“Our hearts go out to their families and to the Jewish people having to endure another synagogue shooting,” he wrote on Twitter. “ZOA urges Congressional leaders to condemn this and Omar/Tlaib antisemitic remarks now.”
In a statement sent to the media, the Rabbinical Alliance of America (RAA) — Igud HaRabbonim, with a membership of over 950 Orthodox Rabbis across the United States and Canada said it “extends its boundless expression of support and solidarity to the victims, their families, and the survivors of the brutal, horrendous terrorist attack that took place this Sabbath, Achron Shel Pesach, the last day of Passover, at the Chabad of Poway in San Diego, California while innocent celebrants were sitting down for a holiday meal. Sadly, the terrorist killed a woman and wounded the rabbi and two others. We condemn the evil carnage perpetrated by a malevolent and hateful individual seeking to murder innocent people gathered in celebration of faith, life and community.”

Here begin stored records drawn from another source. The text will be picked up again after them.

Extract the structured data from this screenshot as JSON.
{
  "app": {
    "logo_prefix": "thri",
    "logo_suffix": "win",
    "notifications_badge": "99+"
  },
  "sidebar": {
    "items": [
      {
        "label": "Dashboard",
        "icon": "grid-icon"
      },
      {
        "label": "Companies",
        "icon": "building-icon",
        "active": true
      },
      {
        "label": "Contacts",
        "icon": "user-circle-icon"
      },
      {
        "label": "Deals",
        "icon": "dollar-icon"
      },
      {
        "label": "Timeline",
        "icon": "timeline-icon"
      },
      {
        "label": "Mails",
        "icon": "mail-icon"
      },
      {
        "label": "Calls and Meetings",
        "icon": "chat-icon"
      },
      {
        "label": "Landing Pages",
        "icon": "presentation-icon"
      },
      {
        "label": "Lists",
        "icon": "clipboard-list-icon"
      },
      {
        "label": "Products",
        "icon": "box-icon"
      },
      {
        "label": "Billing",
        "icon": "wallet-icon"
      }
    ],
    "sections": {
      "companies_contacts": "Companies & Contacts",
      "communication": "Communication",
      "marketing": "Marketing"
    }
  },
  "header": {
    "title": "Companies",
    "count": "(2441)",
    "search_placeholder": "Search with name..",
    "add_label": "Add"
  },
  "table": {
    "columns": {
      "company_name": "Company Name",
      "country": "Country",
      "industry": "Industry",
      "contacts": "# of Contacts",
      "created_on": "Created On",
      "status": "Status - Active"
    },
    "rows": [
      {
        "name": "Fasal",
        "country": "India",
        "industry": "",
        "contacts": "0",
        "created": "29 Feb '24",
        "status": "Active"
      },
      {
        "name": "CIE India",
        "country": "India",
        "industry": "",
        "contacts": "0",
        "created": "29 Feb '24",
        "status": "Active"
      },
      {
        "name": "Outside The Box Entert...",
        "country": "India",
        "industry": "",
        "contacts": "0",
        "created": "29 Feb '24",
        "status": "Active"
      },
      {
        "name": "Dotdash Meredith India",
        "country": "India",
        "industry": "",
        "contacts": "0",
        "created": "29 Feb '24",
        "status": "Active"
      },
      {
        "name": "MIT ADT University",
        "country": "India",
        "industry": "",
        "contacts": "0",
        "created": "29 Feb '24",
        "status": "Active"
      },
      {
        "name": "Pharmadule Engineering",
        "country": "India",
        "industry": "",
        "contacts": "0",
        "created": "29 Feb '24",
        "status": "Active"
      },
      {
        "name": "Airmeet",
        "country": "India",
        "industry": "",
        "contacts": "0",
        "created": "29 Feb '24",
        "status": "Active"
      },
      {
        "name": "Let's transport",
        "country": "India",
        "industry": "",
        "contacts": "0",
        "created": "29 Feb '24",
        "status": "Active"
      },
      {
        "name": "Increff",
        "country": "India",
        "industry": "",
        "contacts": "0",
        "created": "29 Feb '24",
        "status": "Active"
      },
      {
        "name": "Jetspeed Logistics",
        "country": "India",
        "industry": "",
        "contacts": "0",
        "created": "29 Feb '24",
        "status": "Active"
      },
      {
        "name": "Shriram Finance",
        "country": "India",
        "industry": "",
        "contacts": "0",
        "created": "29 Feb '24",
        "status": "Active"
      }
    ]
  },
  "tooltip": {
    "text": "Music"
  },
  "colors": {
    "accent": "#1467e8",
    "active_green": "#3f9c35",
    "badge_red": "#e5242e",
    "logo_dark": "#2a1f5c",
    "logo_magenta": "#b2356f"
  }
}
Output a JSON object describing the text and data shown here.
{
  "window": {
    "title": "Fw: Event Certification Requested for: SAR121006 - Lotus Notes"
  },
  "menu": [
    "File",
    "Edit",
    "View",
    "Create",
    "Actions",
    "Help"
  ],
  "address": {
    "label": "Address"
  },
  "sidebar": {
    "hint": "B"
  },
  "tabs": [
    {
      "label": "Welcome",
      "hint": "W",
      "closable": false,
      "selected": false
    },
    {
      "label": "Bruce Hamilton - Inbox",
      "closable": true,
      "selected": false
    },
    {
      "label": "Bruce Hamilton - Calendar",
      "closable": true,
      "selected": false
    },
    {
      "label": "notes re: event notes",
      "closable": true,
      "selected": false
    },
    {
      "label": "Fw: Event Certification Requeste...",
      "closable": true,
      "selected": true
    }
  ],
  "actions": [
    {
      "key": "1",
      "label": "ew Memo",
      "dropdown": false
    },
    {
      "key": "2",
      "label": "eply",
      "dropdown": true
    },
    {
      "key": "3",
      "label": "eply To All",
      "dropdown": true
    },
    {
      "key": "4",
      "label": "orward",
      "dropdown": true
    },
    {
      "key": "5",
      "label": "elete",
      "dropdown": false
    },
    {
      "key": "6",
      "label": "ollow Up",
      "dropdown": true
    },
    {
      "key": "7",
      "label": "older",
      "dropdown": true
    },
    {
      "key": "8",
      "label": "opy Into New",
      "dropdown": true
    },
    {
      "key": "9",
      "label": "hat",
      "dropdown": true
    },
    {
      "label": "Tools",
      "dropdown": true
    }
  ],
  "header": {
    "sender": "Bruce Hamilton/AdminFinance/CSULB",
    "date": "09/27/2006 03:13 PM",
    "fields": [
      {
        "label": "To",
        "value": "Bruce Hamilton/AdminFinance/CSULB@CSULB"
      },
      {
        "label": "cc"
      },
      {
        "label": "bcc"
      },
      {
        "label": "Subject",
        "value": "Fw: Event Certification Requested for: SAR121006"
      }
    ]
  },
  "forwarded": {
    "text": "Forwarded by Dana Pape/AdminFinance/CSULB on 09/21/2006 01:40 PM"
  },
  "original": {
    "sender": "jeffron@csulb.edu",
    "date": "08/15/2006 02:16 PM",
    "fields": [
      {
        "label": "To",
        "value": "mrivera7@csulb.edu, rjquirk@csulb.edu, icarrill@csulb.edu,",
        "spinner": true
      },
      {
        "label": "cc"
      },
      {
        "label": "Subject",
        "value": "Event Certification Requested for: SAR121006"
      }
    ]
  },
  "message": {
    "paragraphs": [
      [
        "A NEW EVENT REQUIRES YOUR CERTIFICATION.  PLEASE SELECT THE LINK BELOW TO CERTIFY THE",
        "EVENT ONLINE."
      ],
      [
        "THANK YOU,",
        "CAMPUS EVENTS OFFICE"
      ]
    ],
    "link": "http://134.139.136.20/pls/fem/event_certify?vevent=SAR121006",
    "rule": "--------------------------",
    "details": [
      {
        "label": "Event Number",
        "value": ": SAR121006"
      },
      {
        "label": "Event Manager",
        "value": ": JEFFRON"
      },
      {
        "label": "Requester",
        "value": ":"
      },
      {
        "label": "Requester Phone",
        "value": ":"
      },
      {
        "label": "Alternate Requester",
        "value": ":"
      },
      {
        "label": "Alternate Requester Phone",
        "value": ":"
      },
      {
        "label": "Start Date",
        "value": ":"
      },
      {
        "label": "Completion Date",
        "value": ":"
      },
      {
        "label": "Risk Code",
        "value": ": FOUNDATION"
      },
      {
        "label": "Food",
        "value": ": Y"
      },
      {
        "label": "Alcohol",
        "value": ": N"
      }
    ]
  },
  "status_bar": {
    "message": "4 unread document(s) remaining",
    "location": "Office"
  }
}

The RAA/Igud calls upon all people of goodwill to unite in prayer beseeching our Creator for His protection and to increase in acts of charity and loving-kindness to help heal our fractured society. We must gather together in prayer and good deeds to thwart this cowardice and hatred that wishes to destroy all that is good in this world. Rabbi Yehoshua S. Hecht, Chairman of the RAA presidium, asks all member rabbis to call for additional prayers to be recited immediately at all prayer services for the healing of the injured.
Rabbi Mendy Mirocznik, Executive Vice President of the RAA, stated that, “A hate attack on anyone is an attack on all of society. All decent people must come together to condemn such an evil act of anti-Semitism.”